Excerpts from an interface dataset

== Segment start ==

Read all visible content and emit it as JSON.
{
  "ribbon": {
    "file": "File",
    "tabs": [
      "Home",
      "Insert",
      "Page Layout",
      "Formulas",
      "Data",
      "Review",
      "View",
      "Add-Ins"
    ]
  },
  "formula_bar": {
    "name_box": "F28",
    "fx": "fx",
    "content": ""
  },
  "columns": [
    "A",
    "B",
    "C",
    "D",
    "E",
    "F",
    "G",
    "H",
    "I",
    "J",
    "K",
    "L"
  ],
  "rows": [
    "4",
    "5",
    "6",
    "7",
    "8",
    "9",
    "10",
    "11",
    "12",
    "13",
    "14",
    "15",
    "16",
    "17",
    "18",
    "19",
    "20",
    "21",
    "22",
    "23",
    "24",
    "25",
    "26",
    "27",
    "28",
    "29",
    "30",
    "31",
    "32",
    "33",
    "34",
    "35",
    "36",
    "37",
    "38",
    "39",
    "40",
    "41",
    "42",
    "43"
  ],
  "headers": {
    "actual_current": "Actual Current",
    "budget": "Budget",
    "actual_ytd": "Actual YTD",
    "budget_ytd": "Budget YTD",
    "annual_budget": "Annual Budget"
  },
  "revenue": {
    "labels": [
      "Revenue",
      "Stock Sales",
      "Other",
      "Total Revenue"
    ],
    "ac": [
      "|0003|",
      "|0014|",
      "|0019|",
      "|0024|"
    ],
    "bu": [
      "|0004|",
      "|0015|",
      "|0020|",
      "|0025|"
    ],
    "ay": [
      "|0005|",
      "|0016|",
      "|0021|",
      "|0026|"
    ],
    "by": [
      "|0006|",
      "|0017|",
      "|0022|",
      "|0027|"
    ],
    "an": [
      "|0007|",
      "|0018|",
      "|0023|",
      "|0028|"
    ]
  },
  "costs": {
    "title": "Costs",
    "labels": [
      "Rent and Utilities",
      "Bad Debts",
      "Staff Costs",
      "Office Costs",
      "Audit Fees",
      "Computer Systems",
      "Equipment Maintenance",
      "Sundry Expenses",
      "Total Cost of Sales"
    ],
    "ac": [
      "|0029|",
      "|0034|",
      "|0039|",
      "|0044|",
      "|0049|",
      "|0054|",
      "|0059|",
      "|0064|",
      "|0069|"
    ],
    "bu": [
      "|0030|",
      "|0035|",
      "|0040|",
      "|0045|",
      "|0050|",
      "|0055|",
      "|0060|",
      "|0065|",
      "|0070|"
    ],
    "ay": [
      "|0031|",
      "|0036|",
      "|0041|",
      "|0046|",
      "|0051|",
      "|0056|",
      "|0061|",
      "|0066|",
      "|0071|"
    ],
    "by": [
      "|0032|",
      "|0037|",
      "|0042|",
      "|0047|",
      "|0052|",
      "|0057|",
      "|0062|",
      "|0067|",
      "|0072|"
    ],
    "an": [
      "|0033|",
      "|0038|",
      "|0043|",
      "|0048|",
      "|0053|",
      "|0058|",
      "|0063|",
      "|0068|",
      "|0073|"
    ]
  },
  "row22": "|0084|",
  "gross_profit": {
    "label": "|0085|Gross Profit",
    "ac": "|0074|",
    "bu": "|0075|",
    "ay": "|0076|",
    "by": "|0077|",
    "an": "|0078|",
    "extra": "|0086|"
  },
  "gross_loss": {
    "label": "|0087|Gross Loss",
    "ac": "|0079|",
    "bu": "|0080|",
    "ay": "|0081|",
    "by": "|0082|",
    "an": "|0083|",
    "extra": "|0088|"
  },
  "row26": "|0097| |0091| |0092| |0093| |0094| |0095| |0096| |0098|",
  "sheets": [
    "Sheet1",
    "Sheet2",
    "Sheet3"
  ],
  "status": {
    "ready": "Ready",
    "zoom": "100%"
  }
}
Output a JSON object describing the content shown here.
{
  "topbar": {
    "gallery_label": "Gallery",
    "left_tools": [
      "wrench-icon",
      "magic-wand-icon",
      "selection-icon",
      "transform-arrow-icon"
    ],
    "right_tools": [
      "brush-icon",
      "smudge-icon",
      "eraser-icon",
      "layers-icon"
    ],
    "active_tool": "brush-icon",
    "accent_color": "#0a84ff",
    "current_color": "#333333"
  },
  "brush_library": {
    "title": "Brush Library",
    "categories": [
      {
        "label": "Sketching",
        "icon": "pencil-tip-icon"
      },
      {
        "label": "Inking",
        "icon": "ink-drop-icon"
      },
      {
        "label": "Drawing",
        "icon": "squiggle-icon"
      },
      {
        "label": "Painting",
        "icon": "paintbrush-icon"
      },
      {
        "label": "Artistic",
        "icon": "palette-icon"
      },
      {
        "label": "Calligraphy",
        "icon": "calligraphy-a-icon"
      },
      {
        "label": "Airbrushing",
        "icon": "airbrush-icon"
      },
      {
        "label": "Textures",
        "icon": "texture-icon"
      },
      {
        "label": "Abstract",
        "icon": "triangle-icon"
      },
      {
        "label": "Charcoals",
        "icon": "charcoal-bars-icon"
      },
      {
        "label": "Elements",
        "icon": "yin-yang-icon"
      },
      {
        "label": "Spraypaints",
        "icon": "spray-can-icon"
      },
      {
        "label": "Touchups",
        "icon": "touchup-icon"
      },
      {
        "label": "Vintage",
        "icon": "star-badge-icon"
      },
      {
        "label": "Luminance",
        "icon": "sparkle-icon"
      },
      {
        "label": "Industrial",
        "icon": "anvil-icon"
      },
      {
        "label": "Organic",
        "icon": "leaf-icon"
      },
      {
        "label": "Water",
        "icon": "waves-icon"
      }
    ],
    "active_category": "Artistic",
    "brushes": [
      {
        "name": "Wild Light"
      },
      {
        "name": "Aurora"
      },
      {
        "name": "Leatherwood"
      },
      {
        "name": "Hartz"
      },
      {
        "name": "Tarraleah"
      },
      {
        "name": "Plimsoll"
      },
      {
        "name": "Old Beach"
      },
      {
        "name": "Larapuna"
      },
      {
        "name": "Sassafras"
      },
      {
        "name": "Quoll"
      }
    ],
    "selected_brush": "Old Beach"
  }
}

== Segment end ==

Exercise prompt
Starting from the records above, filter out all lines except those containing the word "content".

Reply to the exercise
Read all visible content and emit it as JSON.
    "content": ""
Output a JSON object describing the content shown here.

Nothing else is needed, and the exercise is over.